        Contrary to the assertions made by the dissenters, the majority's opinion does not convert the workers' compensation system into a health insurance plan for prospective job candidates. Instead, the system provides limited benefits only for injuries to candidates that occur in the course of and result from the pre-employment tests required by the employer. Injuries which are outside this scheme -- such as from a trip and fall in the employer's parking lot while leaving the pre-employment test -- would still fall within the ambit of the tort system.

        The majority's opinion should, however, suggest to the Legislature that some confusion still exists over the extent to which candidates for employment are considered “employees” under W.Va. Code, 23-2-1a (a) when those candidates are injured in the course of a pre-employment tryout or physical examination.

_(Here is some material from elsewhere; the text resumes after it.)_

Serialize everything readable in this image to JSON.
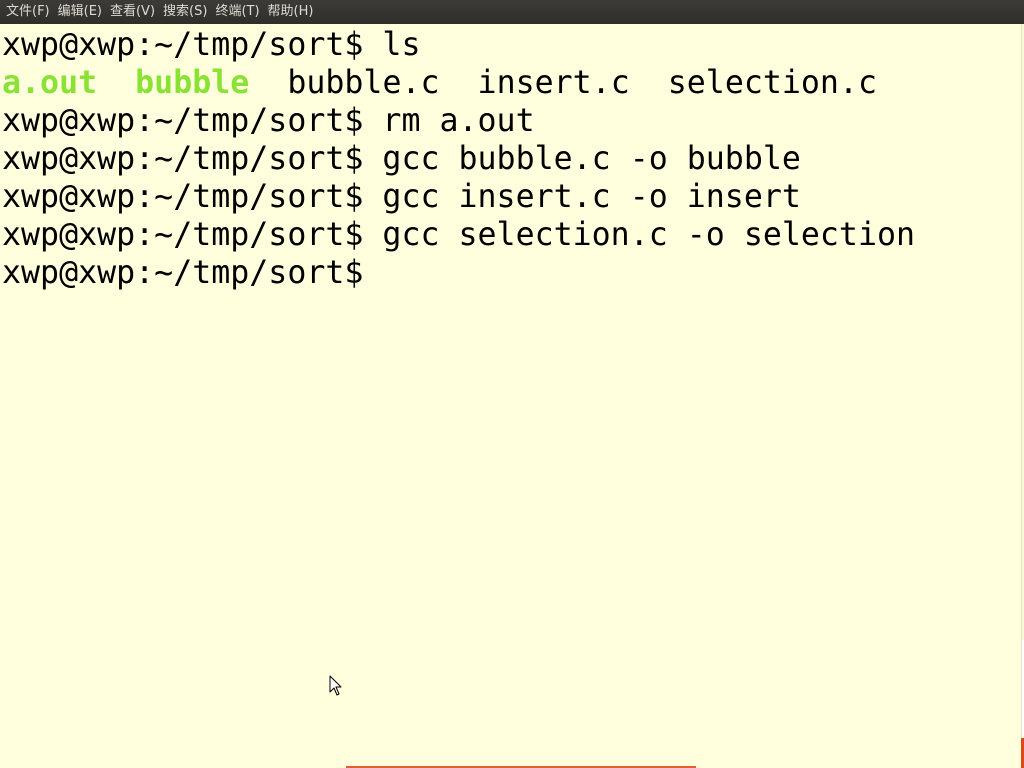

Accordingly, Legislative action may be necessary to clarify this situation.

        I therefore respectfully concur.


Footnote: 1
    As the majority opinion recognizes in Syllabus Point 3, remuneration is not a necessary requirement for a claimant to be considered as “employed” by an employer. The dictionary definition of “employ” bolsters this conclusion. “Employ” can mean “use to good effect,” “hire, engage, enlist, recruit, enroll, sign (up), take on, . . . keep, retain . . . utilize, apply,” and so on. Payment in cash in return for services rendered is not an absolute requirement of the statute, nor should it be.
Footnote: 2
    And, of course, when a candidate is injured in the course of and resulting from a job- related “tryout,” the employer should receive the immunity from suit provided by the workers' compensation act. W.Va. Code, 23-4-6 [1991].